Animated children’s movies with talking animals are a dime a dozen, and The Nut Job 2: Nutty by Nature does little to rise above the average offering. While this is ostensibly a sequel, several of the characters from the first film are not present and no mention is made of those events after the first few minutes. The film opens in the basement of a long-shuttered nut shop, and Surly (Will Arnett), a squirrel who leads a ragtag band of animals from a local park including: the rat Buddy (Tom Kenny), Surly’s childhood best friend who never speaks; Precious (Maya Rudolph), a good-natured pug; Andie (Katherine Heigl), an anxious female squirrel; and several other animals of various species. They are in food heaven, surrounded by more nuts than they could possibly consume over their lifetimes. Only Andie is disconcerted by this, worried that without the challenges of normal life, they will lose their instincts and be left helpless if the nut hoard is destroyed.
Unsurprisingly, within the first fifteen minutes of the film, the shop—and the nuts—go up in flames and the animals are left to fend for themselves. They return to the park where they used to live to try to rediscover their old ways. Unfortunately, the local Mayor (Bobby Moynihan) has plans to pave over the green spaces with a shoddily constructed amusement park to bring in more money. When faced with this new danger, Surly convinces everyone to defend their park no matter what the cost.
The voice acting in The Nut Job 2 is good, but even the best actors can only do so much. Will Arnett and Maya Rudolph are delightful and their interactions are among the best scenes in the movie. Jackie Chan’s part as a mouse Kung Fu master is small and his character is flat and stereotypical, but as usual Chan uses his deadpan style to take what is there and make it work for him. Katherine Heigl’s Andie is yet another version of a role that Heigl often gets, the responsible—and bland—obligatory female character. Andie is the sensible one who plans for the future, plays the caretaker, and nudges everyone into doing the right thing. Heigl is good at it, but it’s a tiresome trope that the film uses to its detriment.

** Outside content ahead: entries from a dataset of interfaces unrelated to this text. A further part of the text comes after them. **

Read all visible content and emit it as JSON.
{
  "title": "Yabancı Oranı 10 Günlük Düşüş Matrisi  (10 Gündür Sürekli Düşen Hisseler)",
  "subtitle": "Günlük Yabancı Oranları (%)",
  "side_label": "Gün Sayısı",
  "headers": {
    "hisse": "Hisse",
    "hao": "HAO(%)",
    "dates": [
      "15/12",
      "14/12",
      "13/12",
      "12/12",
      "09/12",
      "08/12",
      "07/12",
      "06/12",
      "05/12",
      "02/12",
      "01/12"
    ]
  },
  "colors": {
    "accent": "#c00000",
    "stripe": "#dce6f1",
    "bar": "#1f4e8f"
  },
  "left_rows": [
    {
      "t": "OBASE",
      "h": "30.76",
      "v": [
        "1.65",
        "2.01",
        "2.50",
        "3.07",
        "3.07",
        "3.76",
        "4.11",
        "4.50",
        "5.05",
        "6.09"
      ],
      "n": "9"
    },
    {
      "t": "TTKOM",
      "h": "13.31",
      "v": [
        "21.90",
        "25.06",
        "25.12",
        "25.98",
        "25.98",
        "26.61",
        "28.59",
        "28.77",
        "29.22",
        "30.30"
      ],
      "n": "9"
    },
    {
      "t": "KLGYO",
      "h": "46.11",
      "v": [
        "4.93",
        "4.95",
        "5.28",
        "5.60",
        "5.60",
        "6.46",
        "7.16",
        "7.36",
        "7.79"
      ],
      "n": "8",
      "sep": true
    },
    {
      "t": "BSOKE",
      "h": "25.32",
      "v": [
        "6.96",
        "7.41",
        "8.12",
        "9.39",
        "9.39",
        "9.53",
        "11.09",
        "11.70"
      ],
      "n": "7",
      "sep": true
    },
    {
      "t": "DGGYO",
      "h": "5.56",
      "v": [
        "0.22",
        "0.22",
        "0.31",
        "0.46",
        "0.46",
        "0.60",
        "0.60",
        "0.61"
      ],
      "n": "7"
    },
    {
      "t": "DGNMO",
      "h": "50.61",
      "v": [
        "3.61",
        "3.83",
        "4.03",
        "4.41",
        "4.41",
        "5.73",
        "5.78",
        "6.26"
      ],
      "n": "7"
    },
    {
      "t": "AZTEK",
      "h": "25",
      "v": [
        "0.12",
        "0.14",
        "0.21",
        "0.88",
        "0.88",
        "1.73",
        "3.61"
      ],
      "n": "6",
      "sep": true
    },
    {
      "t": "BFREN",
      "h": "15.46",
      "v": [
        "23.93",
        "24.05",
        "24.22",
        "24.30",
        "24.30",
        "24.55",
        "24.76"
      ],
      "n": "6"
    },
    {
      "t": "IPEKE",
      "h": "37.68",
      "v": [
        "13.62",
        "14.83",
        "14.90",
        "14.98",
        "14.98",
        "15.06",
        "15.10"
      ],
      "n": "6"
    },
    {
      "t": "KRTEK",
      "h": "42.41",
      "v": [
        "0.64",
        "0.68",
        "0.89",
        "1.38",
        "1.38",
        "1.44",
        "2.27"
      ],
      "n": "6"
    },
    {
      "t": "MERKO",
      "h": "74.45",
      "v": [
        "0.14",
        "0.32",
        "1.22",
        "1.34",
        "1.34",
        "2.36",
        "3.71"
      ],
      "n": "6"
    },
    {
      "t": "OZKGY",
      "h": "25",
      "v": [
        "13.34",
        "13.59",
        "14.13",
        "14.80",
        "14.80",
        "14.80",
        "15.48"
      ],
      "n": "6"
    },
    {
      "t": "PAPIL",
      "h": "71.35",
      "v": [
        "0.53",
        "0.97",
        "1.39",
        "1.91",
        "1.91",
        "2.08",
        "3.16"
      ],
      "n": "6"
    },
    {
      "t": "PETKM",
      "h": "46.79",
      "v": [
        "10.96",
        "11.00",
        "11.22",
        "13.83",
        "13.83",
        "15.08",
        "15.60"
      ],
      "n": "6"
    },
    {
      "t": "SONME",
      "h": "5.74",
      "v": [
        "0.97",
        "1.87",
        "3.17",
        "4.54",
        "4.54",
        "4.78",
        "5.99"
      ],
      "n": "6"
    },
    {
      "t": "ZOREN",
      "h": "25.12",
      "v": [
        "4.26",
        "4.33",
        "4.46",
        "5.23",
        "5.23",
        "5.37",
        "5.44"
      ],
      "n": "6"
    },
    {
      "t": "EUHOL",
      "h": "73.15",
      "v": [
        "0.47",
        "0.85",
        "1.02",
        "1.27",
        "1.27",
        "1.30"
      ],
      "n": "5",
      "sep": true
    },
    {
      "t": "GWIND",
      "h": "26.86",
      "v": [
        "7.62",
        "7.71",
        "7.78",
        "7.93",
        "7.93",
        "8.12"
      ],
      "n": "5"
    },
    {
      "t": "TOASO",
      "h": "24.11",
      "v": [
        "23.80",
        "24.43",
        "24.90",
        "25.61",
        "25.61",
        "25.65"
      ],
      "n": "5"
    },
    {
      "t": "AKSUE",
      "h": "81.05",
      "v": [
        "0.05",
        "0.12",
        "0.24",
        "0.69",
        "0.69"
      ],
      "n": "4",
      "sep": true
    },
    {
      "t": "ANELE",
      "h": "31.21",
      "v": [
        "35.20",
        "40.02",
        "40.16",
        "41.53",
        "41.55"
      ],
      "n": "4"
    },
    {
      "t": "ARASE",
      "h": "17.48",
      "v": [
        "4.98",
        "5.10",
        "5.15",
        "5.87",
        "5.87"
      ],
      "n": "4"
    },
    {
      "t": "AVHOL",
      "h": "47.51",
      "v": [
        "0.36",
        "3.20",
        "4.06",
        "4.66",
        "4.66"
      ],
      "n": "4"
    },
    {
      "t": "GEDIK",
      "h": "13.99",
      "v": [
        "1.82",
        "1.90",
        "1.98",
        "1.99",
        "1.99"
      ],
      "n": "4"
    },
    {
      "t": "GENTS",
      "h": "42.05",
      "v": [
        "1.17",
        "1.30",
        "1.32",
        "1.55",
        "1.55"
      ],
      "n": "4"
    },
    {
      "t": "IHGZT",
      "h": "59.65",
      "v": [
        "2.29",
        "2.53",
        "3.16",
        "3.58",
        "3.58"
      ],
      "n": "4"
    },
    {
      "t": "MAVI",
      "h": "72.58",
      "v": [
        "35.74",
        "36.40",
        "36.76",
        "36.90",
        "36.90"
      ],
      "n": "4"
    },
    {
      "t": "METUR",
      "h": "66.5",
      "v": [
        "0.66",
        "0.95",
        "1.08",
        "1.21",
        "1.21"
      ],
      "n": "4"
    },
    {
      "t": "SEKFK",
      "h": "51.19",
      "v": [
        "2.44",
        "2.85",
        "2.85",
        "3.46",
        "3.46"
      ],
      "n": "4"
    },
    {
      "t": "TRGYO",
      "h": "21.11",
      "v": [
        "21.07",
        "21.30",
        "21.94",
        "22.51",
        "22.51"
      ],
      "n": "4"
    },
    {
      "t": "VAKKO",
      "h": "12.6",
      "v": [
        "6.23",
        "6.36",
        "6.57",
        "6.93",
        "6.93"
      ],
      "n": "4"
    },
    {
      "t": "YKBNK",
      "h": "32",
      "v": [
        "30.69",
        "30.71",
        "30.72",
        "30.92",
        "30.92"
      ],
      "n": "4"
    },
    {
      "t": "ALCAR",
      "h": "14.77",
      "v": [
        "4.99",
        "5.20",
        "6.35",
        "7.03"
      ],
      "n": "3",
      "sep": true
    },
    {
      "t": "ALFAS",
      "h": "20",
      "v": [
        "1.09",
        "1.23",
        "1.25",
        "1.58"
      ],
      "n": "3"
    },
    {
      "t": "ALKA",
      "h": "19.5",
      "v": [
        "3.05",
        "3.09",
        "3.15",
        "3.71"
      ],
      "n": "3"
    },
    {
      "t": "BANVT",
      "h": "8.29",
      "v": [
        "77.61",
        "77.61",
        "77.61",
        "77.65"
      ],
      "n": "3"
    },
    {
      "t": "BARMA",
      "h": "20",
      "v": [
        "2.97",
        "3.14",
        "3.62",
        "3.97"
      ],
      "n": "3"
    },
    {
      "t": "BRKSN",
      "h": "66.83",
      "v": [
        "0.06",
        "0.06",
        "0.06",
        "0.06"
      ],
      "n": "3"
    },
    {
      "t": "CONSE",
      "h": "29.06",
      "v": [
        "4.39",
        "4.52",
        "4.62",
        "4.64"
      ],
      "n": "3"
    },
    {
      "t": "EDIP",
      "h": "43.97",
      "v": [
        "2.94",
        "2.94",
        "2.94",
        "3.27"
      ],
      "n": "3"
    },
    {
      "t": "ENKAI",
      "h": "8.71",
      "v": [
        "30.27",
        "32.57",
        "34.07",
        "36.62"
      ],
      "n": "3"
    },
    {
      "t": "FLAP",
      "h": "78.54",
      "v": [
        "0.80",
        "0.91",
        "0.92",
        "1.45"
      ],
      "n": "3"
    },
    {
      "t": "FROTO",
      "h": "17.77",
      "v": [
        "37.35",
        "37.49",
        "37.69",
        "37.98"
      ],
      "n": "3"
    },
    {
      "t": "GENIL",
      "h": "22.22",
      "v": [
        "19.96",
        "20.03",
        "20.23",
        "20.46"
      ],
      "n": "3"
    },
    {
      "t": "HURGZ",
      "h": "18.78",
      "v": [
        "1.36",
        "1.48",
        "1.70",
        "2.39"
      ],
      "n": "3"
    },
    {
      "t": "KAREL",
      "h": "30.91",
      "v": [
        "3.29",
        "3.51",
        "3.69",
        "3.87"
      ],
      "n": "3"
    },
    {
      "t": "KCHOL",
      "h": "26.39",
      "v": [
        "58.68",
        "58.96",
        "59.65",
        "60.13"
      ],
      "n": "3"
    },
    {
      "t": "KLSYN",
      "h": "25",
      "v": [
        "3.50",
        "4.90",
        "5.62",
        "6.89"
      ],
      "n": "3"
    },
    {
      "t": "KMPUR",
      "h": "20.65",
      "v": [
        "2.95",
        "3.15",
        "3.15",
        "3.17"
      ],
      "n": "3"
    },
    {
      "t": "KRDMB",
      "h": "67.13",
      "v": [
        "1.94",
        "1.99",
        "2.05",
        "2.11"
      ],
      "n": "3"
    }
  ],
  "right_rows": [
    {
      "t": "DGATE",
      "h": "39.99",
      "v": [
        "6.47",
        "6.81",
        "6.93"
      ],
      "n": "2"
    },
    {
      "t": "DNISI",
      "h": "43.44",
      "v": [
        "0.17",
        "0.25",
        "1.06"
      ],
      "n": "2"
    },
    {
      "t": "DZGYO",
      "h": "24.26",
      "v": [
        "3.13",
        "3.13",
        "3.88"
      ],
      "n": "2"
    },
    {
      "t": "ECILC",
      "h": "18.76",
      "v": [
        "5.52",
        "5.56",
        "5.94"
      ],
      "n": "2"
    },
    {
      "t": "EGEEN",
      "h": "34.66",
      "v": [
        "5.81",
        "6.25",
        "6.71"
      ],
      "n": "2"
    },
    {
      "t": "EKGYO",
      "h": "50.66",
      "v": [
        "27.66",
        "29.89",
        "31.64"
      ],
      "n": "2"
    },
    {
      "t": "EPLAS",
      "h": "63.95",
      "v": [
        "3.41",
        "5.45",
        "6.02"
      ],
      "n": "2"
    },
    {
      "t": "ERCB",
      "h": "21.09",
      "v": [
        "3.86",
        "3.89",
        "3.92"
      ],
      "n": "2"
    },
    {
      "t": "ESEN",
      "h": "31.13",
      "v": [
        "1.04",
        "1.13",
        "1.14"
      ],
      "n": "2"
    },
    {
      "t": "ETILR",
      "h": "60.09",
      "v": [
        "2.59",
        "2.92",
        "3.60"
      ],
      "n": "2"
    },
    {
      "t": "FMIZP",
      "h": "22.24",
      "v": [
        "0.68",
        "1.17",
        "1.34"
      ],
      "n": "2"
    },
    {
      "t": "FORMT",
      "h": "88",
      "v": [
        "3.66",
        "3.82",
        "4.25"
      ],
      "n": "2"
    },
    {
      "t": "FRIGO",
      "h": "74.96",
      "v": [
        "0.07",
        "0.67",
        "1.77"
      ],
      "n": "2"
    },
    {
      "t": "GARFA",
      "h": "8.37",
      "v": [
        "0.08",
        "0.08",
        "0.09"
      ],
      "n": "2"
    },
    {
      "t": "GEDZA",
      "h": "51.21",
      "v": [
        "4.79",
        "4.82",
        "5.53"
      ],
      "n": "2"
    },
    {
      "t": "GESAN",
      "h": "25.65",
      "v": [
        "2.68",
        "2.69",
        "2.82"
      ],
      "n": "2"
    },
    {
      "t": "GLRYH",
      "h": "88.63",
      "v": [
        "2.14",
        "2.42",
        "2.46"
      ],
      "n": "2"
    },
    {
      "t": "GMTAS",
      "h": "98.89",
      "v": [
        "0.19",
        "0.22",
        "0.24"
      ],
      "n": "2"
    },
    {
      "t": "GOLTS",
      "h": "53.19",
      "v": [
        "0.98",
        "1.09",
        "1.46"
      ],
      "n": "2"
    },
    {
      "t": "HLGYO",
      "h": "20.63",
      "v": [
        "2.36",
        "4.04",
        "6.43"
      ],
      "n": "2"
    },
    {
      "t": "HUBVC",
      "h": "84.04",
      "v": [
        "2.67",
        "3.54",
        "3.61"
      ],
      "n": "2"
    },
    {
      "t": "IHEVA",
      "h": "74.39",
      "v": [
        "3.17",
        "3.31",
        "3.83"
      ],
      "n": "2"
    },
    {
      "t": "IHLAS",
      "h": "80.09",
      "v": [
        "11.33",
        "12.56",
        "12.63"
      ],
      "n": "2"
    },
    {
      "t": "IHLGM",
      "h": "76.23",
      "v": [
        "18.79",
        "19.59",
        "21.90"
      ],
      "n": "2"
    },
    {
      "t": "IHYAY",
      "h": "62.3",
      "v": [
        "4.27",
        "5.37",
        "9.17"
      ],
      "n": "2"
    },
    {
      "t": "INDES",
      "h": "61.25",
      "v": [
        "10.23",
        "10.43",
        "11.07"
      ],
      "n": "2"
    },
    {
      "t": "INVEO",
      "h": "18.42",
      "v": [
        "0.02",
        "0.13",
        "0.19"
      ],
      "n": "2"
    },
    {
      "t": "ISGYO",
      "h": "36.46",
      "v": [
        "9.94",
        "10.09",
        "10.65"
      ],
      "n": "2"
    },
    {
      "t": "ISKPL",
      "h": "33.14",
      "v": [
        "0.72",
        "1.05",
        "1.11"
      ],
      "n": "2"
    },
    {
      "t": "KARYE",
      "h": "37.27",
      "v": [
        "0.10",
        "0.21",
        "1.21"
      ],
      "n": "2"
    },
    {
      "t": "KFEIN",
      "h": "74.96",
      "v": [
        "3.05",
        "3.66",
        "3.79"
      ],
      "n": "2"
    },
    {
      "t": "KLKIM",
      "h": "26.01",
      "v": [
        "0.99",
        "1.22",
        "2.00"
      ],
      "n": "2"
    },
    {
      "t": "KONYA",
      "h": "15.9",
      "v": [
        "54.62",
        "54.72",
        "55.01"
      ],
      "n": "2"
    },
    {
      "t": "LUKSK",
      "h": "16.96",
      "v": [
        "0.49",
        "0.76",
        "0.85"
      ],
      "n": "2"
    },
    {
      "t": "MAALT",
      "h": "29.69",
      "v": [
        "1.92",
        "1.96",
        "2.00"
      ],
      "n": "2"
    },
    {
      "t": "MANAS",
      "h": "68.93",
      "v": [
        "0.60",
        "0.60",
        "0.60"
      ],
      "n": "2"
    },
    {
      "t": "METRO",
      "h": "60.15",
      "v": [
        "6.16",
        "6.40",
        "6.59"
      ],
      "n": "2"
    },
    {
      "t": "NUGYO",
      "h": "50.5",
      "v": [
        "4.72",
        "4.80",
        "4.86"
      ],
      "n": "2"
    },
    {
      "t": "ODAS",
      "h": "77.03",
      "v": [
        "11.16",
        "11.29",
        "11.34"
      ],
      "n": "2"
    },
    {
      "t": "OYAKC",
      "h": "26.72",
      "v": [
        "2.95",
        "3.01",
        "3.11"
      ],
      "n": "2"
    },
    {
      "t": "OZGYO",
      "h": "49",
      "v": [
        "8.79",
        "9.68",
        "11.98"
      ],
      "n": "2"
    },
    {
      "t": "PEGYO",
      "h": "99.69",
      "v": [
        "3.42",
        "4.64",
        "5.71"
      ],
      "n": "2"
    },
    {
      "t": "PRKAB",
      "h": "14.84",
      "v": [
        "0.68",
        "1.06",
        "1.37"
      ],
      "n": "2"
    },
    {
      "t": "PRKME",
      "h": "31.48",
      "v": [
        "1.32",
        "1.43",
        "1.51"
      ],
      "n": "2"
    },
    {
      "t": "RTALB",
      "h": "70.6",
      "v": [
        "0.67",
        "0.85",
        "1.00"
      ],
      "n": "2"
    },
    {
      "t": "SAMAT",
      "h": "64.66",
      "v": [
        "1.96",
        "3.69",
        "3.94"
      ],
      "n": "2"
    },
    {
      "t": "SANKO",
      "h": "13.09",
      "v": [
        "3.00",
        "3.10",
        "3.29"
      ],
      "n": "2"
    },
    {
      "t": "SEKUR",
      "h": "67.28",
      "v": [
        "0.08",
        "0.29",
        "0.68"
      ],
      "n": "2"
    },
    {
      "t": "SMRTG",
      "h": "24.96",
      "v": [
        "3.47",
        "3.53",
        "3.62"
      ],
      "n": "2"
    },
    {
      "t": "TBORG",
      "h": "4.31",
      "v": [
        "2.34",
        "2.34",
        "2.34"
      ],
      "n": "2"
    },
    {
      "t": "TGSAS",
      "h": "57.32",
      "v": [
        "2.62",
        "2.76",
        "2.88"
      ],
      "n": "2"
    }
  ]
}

The Nut Job 2 tries to send the messages of most family films, such as the importance of friends and that the good guys always overcome their challenges, but it never invests in any of these stories. Instead it lurches from one plot point to another like a drunk person trying to find the bathroom, skipping over any kind of development in favor of silly action scenes and easy gags. Intermittently the film affects a self-aware tone that clashes with the sincerity that is present throughout the rest of it. While The Nut Job 2 had some good performances, the rest of the film is definitely not worth saving for the winter.